A draft has been released of a new plan to conserve boreal woodland caribou in eastern Manitoba, and the public has been invited to weigh-in durring a 90-day comment period. The 61-page plan outlines actions the provincial government intends to take to maintain caribou habitats and create self-sustaining populations.
“Boreal woodland caribou are a threatened species, and the Owl-Flintstone and Atikaki-Berens caribou populations are particularly vulnerable,” said Conservation Minister Dave Chomiak in a Dec. 21 press release, “We’ve worked with the Eastern Manitoba Woodland Caribou Advisory Committee to develop plans to protect these populations and are now seeking input from the public to make sure these plans are as complete as possible.”
The plan deals specifically with two caribou ranges in eastern Manitoba; the Owl-Flintstone range, located south of Bissett, Manitoba, and covering part of the Nopiming Provincial Park; and the Atikaki-Berens range, which extends from the Atikaki Wilderness Park almost as far north as the Poplar River First Nation. Both ranges extend partly into Ontario.
The Atikaki-Berens range is fairly large, and the caribou face more risks relating to “human development” in the southern part of the territory, where there are significant mineral exploration and mining claims. Large portions of the range are undisturbed by humans. However, the Owl-Flintstone range is surrounded by roads, which can easily disturb caribou populations. A hydro transmission line runs through the area and many of the calving and nursing grounds are located near campgrounds and cottages in the Nopiming Provincial Park.
Woodland caribou are timid animals, but important to the ecology of Canada’s boreal forests, and are important to First Nations and Metis groups for their meat, hides, and spiritual significance. “If the caribou are destroyed, our people are destroyed,” said Stephen Kakfwi, president of the Dene Nation and former premier of the Northwest Territories.

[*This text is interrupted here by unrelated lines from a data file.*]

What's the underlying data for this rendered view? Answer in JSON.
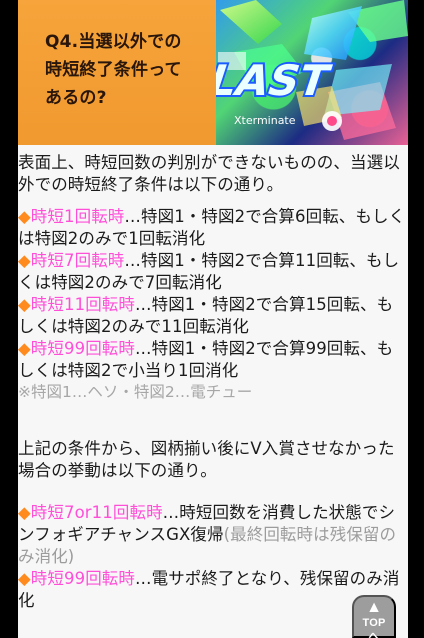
{
  "banner": {
    "title": "Q4.当選以外での\n時短終了条件って\nあるの?",
    "art_logo": "LAST",
    "art_tag": "Xterminate"
  },
  "article": {
    "intro": "表面上、時短回数の判別ができないものの、当選以外での時短終了条件は以下の通り。",
    "conditions": [
      {
        "bullet": "◆",
        "head": "時短1回転時",
        "body": "…特図1・特図2で合算6回転、もしくは特図2のみで1回転消化"
      },
      {
        "bullet": "◆",
        "head": "時短7回転時",
        "body": "…特図1・特図2で合算11回転、もしくは特図2のみで7回転消化"
      },
      {
        "bullet": "◆",
        "head": "時短11回転時",
        "body": "…特図1・特図2で合算15回転、もしくは特図2のみで11回転消化"
      },
      {
        "bullet": "◆",
        "head": "時短99回転時",
        "body": "…特図1・特図2で合算99回転、もしくは特図2で小当り1回消化"
      }
    ],
    "note": "※特図1…ヘソ・特図2…電チュー",
    "summary": "上記の条件から、図柄揃い後にV入賞させなかった場合の挙動は以下の通り。",
    "behaviors": [
      {
        "bullet": "◆",
        "head": "時短7or11回転時",
        "body": "…時短回数を消費した状態でシンフォギアチャンスGX復帰",
        "tail": "(最終回転時は残保留のみ消化)"
      },
      {
        "bullet": "◆",
        "head": "時短99回転時",
        "body": "…電サポ終了となり、残保留のみ消化",
        "tail": ""
      }
    ]
  },
  "top_button": {
    "label": "TOPへ",
    "arrow": "▲"
  },
  "colors": {
    "page_bg": "#000000",
    "card_bg": "#f7f7f7",
    "accent_orange": "#ff8b1f",
    "accent_pink": "#ff4fd8",
    "note_gray": "#a7a7a7",
    "banner_orange": "#f2a33a"
  },
  "icons": {
    "bullet": "diamond-icon",
    "top_arrow": "up-arrow-icon"
  }
}
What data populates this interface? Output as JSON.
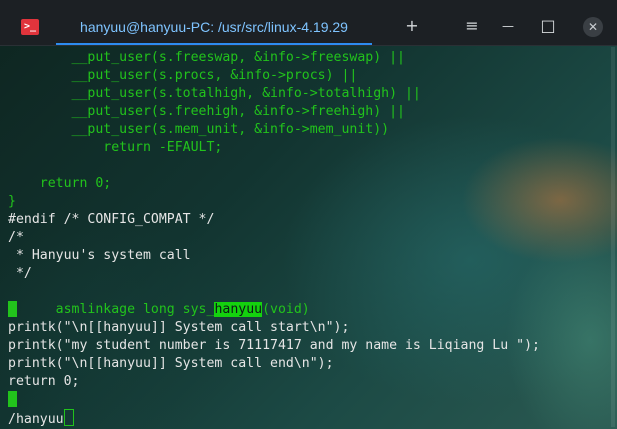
{
  "titlebar": {
    "tab_title": "hanyuu@hanyuu-PC: /usr/src/linux-4.19.29",
    "app_icon_glyph": ">_",
    "new_tab_glyph": "+",
    "menu_glyph": "≡",
    "minimize_glyph": "—",
    "maximize_glyph": "□",
    "close_glyph": "✕"
  },
  "terminal": {
    "lines": [
      "        __put_user(s.freeswap, &info->freeswap) ||",
      "        __put_user(s.procs, &info->procs) ||",
      "        __put_user(s.totalhigh, &info->totalhigh) ||",
      "        __put_user(s.freehigh, &info->freehigh) ||",
      "        __put_user(s.mem_unit, &info->mem_unit))",
      "            return -EFAULT;",
      "",
      "    return 0;",
      "}",
      "#endif /* CONFIG_COMPAT */",
      "/*",
      " * Hanyuu's system call",
      " */",
      "asmlinkage long sys_",
      "hanyuu",
      "(void)",
      "",
      "printk(\"\\n[[hanyuu]] System call start\\n\");",
      "printk(\"my student number is 71117417 and my name is Liqiang Lu \");",
      "printk(\"\\n[[hanyuu]] System call end\\n\");",
      "return 0;",
      "",
      "/hanyuu"
    ]
  },
  "colors": {
    "titlebar_bg": "#1c2024",
    "tab_text": "#7fc4ff",
    "tab_underline": "#2d8cf0",
    "app_icon": "#e0343c",
    "code_green": "#22c31c",
    "code_white": "#e5e5e5",
    "search_highlight": "#14d20e"
  }
}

According to David Suzuki, environmental activist and the host of CBC’s Nature of Things, global caribou populations have been more than halved in the past 50 years, and 29 of 57 boreal caribou herds in Canada are no longer self-sustaining. Caribou populations are threatened by habitat loss through industrial activity, natural disturbances (such as wildfire), and climate change, among other factors. Predators, especially wolves, are also a concern, and as the landscape supports more moose and white-tailed deer, and therefore more wolves, woodland caribou face increased predation.
The plan includes an outline of restrictions and licensing of industrial activities such as mining and forest-harvesting. It emphasizes the importance of inter-jurisdictional cooperation between Manitoba, Ontario, and Saskatchewan. Although many of these initiatives can be created with current resources, the report calls for more funding from the province to collect further data on caribou populations.
Some were critical of the province’s announcement, noting that it is not clear when the 90-day comment period begins and ends. “It is unclear what the true deadline is,” said Gaile Whelan Enns, director of Manitoba Wildlands, “Why is this government beginning a review period in the middle of the holiday season?”
Enns also criticized the government’s conservation plans for being ineffective. “As Manitoba has issued new woodland caribou plans the number of herds on the east side has reduced,” she said.
The province has published the draft plan on their website and called for comments from the public during a 90-day period. The final action plans will be released by the summer.